One market trend Ondas has identified and is looking to exploit is that while rail operators in the US have their own licensed spectrum – from very high frequency (VHF) to ultra high frequency (UHF) – capable of establishing secure networks, modernisation still appears to be wanting. 

“I’d say that one of the reasons that the industry has embraced our technologies is that we’re taking frequencies that have been allocated to them and are making them more efficient,” explains Kantor. 

“Historically, rail providers have introduced single-purpose networks over time.”

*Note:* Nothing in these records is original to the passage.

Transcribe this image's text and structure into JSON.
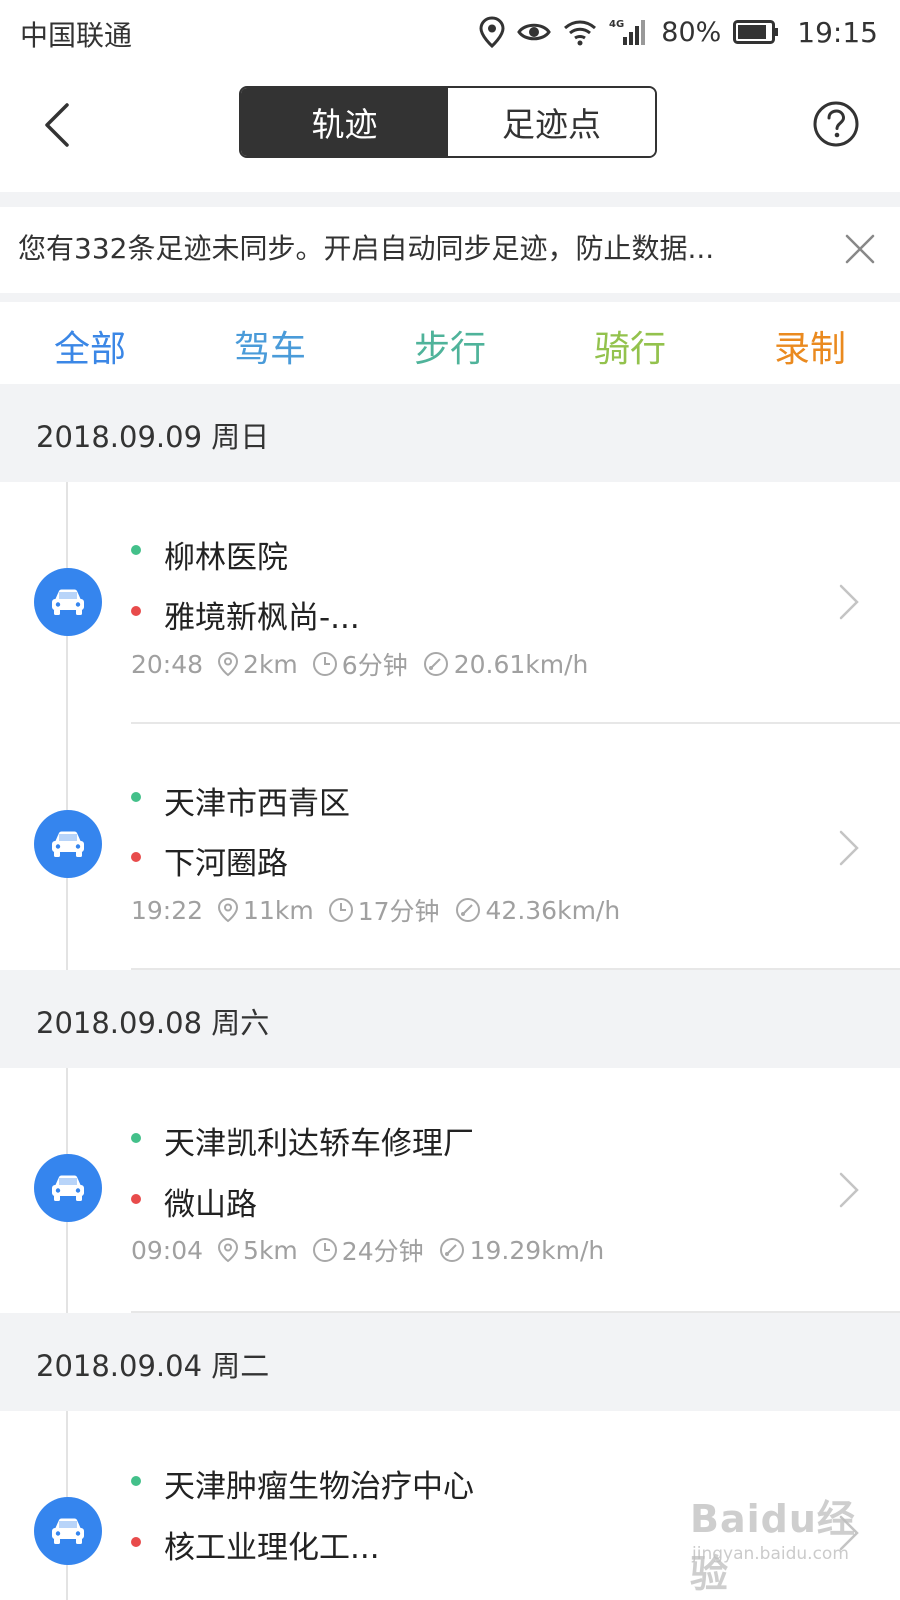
{
  "status_bar": {
    "carrier": "中国联通",
    "network_type": "4G",
    "battery": "80%",
    "time": "19:15"
  },
  "header": {
    "segments": [
      "轨迹",
      "足迹点"
    ]
  },
  "notice": {
    "text": "您有332条足迹未同步。开启自动同步足迹，防止数据..."
  },
  "tabs": [
    {
      "label": "全部",
      "color": "#3b87e6",
      "style": "color:#3b87e6"
    },
    {
      "label": "驾车",
      "color": "#4a9bd9",
      "style": "color:#4a9bd9"
    },
    {
      "label": "步行",
      "color": "#4fb39a",
      "style": "color:#4fb39a"
    },
    {
      "label": "骑行",
      "color": "#93c24d",
      "style": "color:#93c24d"
    },
    {
      "label": "录制",
      "color": "#ea8a1f",
      "style": "color:#ea8a1f"
    }
  ],
  "groups": [
    {
      "date": "2018.09.09 周日",
      "trips": [
        {
          "mode_icon": "car-icon",
          "start": "柳林医院",
          "end": "雅境新枫尚-...",
          "time": "20:48",
          "distance": "2km",
          "duration": "6分钟",
          "speed": "20.61km/h"
        },
        {
          "mode_icon": "car-icon",
          "start": "天津市西青区",
          "end": "下河圈路",
          "time": "19:22",
          "distance": "11km",
          "duration": "17分钟",
          "speed": "42.36km/h"
        }
      ]
    },
    {
      "date": "2018.09.08 周六",
      "trips": [
        {
          "mode_icon": "car-icon",
          "start": "天津凯利达轿车修理厂",
          "end": "微山路",
          "time": "09:04",
          "distance": "5km",
          "duration": "24分钟",
          "speed": "19.29km/h"
        }
      ]
    },
    {
      "date": "2018.09.04 周二",
      "trips": [
        {
          "mode_icon": "car-icon",
          "start": "天津肿瘤生物治疗中心",
          "end": "核工业理化工..."
        }
      ]
    }
  ],
  "watermark": {
    "logo": "Baidu经验",
    "url": "jingyan.baidu.com"
  },
  "colors": {
    "accent": "#3b87e6",
    "car_badge": "#3585ee",
    "start_dot": "#43c08a",
    "end_dot": "#e84b4b",
    "segment_active_bg": "#333333",
    "list_header_bg": "#f2f3f5"
  }
}
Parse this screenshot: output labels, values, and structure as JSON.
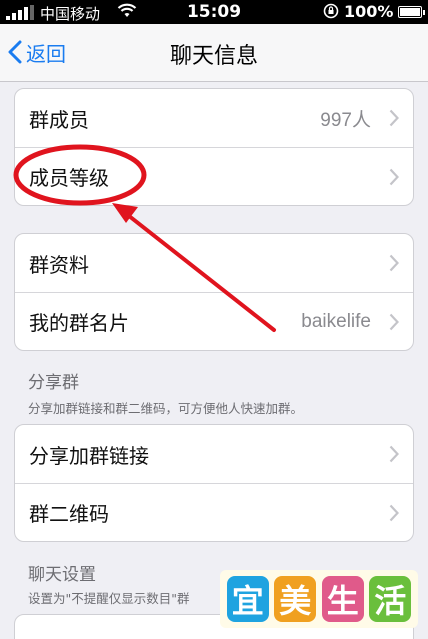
{
  "status_bar": {
    "carrier": "中国移动",
    "time": "15:09",
    "battery_percent": "100%"
  },
  "nav": {
    "back_label": "返回",
    "title": "聊天信息"
  },
  "group_members_section": {
    "rows": [
      {
        "label": "群成员",
        "value": "997人"
      },
      {
        "label": "成员等级",
        "value": ""
      }
    ]
  },
  "group_info_section": {
    "rows": [
      {
        "label": "群资料",
        "value": ""
      },
      {
        "label": "我的群名片",
        "value": "baikelife"
      }
    ]
  },
  "share_section": {
    "title": "分享群",
    "description": "分享加群链接和群二维码，可方便他人快速加群。",
    "rows": [
      {
        "label": "分享加群链接",
        "value": ""
      },
      {
        "label": "群二维码",
        "value": ""
      }
    ]
  },
  "chat_settings_section": {
    "title": "聊天设置",
    "description": "设置为\"不提醒仅显示数目\"群"
  },
  "watermark": {
    "chars": [
      "宜",
      "美",
      "生",
      "活"
    ],
    "colors": [
      "#1fa3e0",
      "#f0a020",
      "#e05a8a",
      "#6abf3c"
    ]
  },
  "colors": {
    "accent": "#1a7cf0",
    "annotation_red": "#e0141e"
  }
}
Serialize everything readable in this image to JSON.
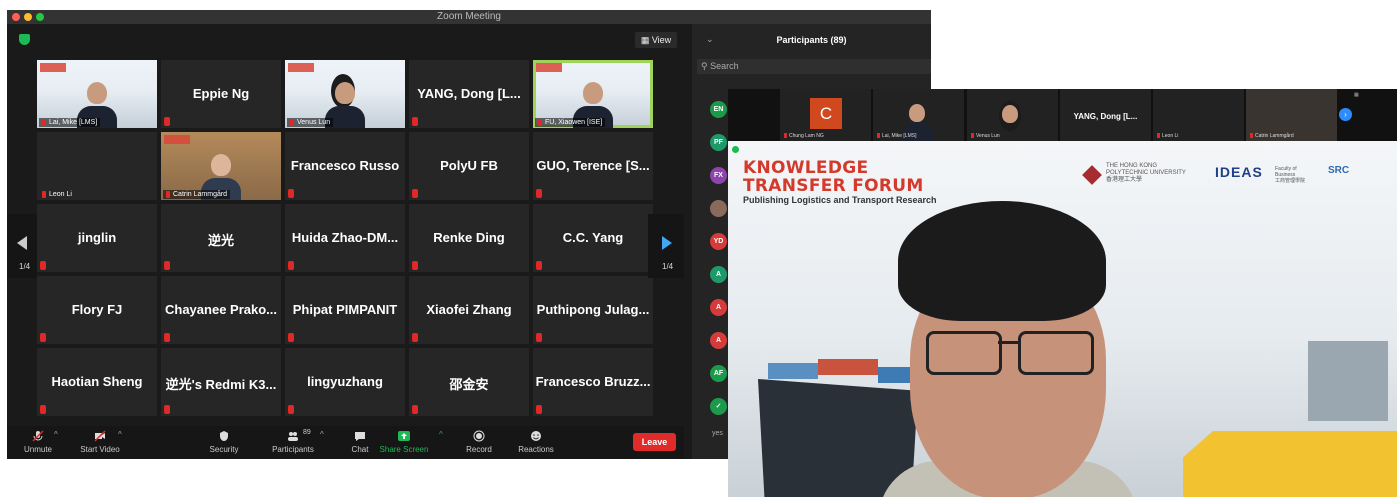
{
  "gallery_window": {
    "title": "Zoom Meeting",
    "view_label": "View",
    "page_indicator_left": "1/4",
    "page_indicator_right": "1/4",
    "tiles": [
      {
        "name": "Lai, Mike [LMS]",
        "kind": "video"
      },
      {
        "name": "Eppie Ng",
        "kind": "text"
      },
      {
        "name": "Venus Lun",
        "kind": "video"
      },
      {
        "name": "YANG, Dong [L...",
        "kind": "text"
      },
      {
        "name": "FU, Xiaowen [ISE]",
        "kind": "video"
      },
      {
        "name": "Leon Li",
        "kind": "label"
      },
      {
        "name": "Catrin Lammgård",
        "kind": "video"
      },
      {
        "name": "Francesco Russo",
        "kind": "text"
      },
      {
        "name": "PolyU FB",
        "kind": "text"
      },
      {
        "name": "GUO, Terence [S...",
        "kind": "text"
      },
      {
        "name": "jinglin",
        "kind": "text"
      },
      {
        "name": "逆光",
        "kind": "text"
      },
      {
        "name": "Huida Zhao-DM...",
        "kind": "text"
      },
      {
        "name": "Renke Ding",
        "kind": "text"
      },
      {
        "name": "C.C. Yang",
        "kind": "text"
      },
      {
        "name": "Flory FJ",
        "kind": "text"
      },
      {
        "name": "Chayanee Prako...",
        "kind": "text"
      },
      {
        "name": "Phipat PIMPANIT",
        "kind": "text"
      },
      {
        "name": "Xiaofei Zhang",
        "kind": "text"
      },
      {
        "name": "Puthipong Julag...",
        "kind": "text"
      },
      {
        "name": "Haotian Sheng",
        "kind": "text"
      },
      {
        "name": "逆光's Redmi K3...",
        "kind": "text"
      },
      {
        "name": "lingyuzhang",
        "kind": "text"
      },
      {
        "name": "邵金安",
        "kind": "text"
      },
      {
        "name": "Francesco Bruzz...",
        "kind": "text"
      }
    ],
    "toolbar": {
      "unmute": "Unmute",
      "start_video": "Start Video",
      "security": "Security",
      "participants": "Participants",
      "participants_count": "89",
      "chat": "Chat",
      "share_screen": "Share Screen",
      "record": "Record",
      "reactions": "Reactions",
      "leave": "Leave"
    },
    "sidebar": {
      "title": "Participants (89)",
      "search_placeholder": "Search",
      "avatars": [
        {
          "initials": "EN",
          "color": "#1c9a4c"
        },
        {
          "initials": "PF",
          "color": "#1c9a6a"
        },
        {
          "initials": "FX",
          "color": "#8e44ad"
        },
        {
          "initials": "",
          "color": "#8a6b5b"
        },
        {
          "initials": "YD",
          "color": "#d63b3b"
        },
        {
          "initials": "A",
          "color": "#1c9a6a"
        },
        {
          "initials": "A",
          "color": "#d63b3b"
        },
        {
          "initials": "A",
          "color": "#d63b3b"
        },
        {
          "initials": "AF",
          "color": "#1c9a4c"
        },
        {
          "initials": "",
          "color": "#1c9a4c"
        }
      ],
      "last_label": "yes"
    },
    "colors": {
      "accent_green": "#1db954",
      "leave_red": "#e02b2b",
      "selected_outline": "#9fd35a"
    }
  },
  "speaker_window": {
    "strip": {
      "tiles": [
        "Chung Lam NG",
        "Lai, Mike [LMS]",
        "Venus Lun",
        "YANG, Dong [L...",
        "Leon Li",
        "Catrin Lammgård"
      ],
      "avatar_letter": "C"
    },
    "slide": {
      "title_line1": "KNOWLEDGE",
      "title_line2": "TRANSFER FORUM",
      "subtitle": "Publishing Logistics and Transport Research",
      "polyu_line1": "THE HONG KONG",
      "polyu_line2": "POLYTECHNIC UNIVERSITY",
      "polyu_line3": "香港理工大學",
      "ideas": "IDEAS",
      "fob_line1": "Faculty of",
      "fob_line2": "Business",
      "fob_line3": "工商管理學院",
      "src": "SRC"
    }
  }
}
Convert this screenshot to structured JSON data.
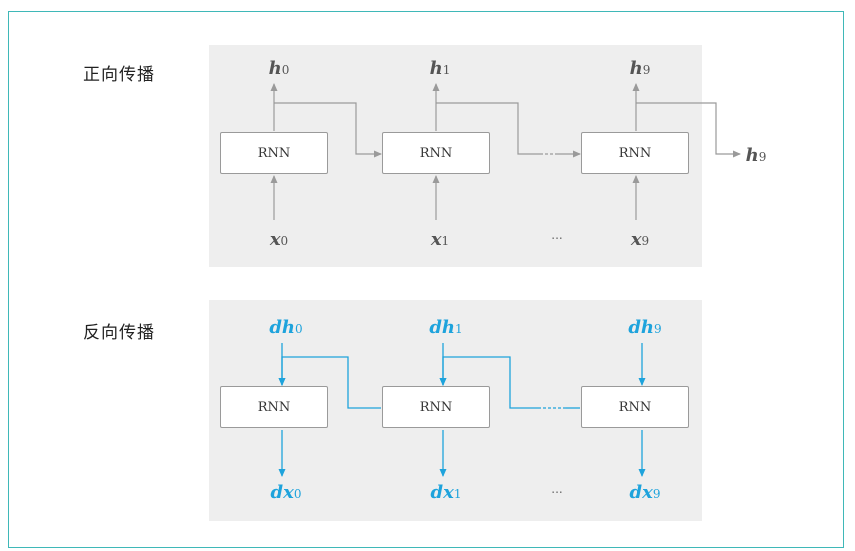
{
  "forward": {
    "title": "正向传播",
    "cells": [
      {
        "box": "RNN",
        "h": "h",
        "h_sub": "0",
        "x": "x",
        "x_sub": "0"
      },
      {
        "box": "RNN",
        "h": "h",
        "h_sub": "1",
        "x": "x",
        "x_sub": "1"
      },
      {
        "box": "RNN",
        "h": "h",
        "h_sub": "9",
        "x": "x",
        "x_sub": "9"
      }
    ],
    "ellipsis": "...",
    "final_output": "h",
    "final_output_sub": "9"
  },
  "backward": {
    "title": "反向传播",
    "cells": [
      {
        "box": "RNN",
        "dh": "dh",
        "dh_sub": "0",
        "dx": "dx",
        "dx_sub": "0"
      },
      {
        "box": "RNN",
        "dh": "dh",
        "dh_sub": "1",
        "dx": "dx",
        "dx_sub": "1"
      },
      {
        "box": "RNN",
        "dh": "dh",
        "dh_sub": "9",
        "dx": "dx",
        "dx_sub": "9"
      }
    ],
    "ellipsis": "..."
  },
  "colors": {
    "forward_arrow": "#9a9a9a",
    "backward_arrow": "#1ea3dc",
    "frame_border": "#3fb8b8"
  }
}
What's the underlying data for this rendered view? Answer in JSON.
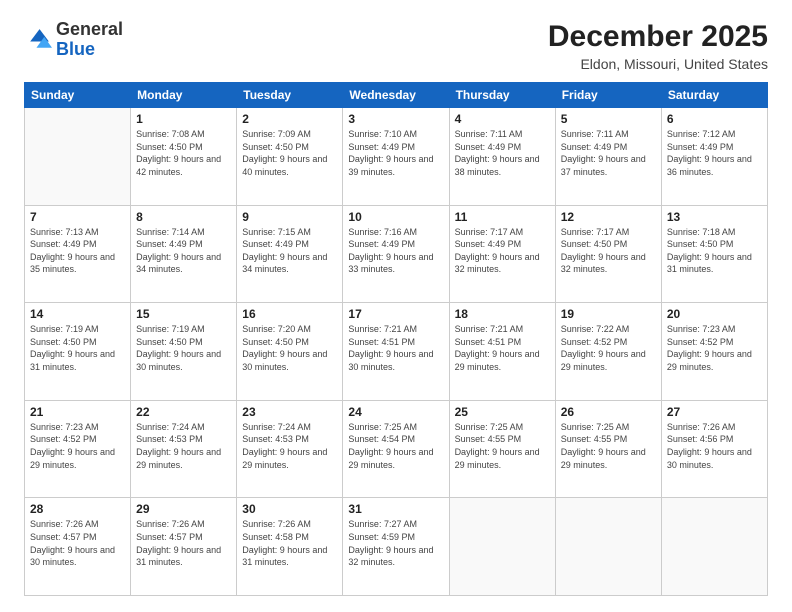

“Historically, rail providers have introduced single-purpose networks over time, but what our technology allows them to do is take these various frequency bands and use them more efficiently, with a higher capacity. This allows them to carry more data traffic.”

The pre-existing issue for rail providers in the US, says Kantor, is that the spectra they use are disparate and often based on legacy technology, which “breaks bands into small channels without getting a lot of efficiency”.

“The reason they are turning to technology like ours is that we allow them to use all these bands, from 160MHz to 900MHz, within a single radio architecture, allowing them to get more capacity. This also enables them to transition away from the voice-centric technology of the past to a more data-centric technology.”

The next frontier: challenges around 5G and a new global standard

According to Kantor, there has been a spike in demand for these bands – licensed out by the US Federal Communications Commissions, the agency in charge of regulating radio frequency use – as they are typically of a lower frequency and can transmit at a much longer range. 

But what about the impact of 5G – the next frontier in wireless communications? While its rollout in the US has been fragmented, as it has been across much of the globe, how big a consideration is it for communications-focused rail providers? There are issues that still need to be ironed out, says Kantor. 

“The big challenge is not necessarily capacity – it’s also about maintaining critical coverage.”

“One of the problems with 5G, just as there was with upgrades to 4G and 3G, is that the coverage is much smaller,” he explains. “There are also different requirements to consider for rail, compared to consumer-grade networks. 

“The move to 5G means more tower sites and higher infrastructure costs in order to create coverage. The big challenge is not necessarily capacity – it’s also about maintaining critical coverage.”

Crucially for Ondas’ customers from the rail industry, the group’s technology is compliant with IEEE 802.16s, the new global standard for private licensed wide area industrial networks introduced in 2018. 

“The new standard is focused heavily on the critical aspects of rail, which includes rail-side monitoring, moving block and signalling,” says Kantor. “We are happy to be working with it.”